◆ **Supplied records**:
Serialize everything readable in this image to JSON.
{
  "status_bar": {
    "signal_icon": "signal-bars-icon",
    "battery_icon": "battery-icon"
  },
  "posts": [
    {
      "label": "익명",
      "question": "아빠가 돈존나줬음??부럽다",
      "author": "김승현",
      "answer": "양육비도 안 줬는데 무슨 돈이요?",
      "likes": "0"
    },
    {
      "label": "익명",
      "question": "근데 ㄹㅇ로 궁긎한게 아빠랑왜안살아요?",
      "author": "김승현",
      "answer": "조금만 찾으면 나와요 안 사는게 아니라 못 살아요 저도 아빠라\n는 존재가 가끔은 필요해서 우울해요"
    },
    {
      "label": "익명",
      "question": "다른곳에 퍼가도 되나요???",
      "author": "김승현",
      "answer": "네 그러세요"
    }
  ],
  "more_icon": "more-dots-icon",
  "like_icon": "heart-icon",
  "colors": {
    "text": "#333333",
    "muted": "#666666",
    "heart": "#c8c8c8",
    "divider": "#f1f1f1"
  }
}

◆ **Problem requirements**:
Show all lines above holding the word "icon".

◆ **Result below**:
    "signal_icon": "signal-bars-icon",
    "battery_icon": "battery-icon"
  "more_icon": "more-dots-icon",
  "like_icon": "heart-icon",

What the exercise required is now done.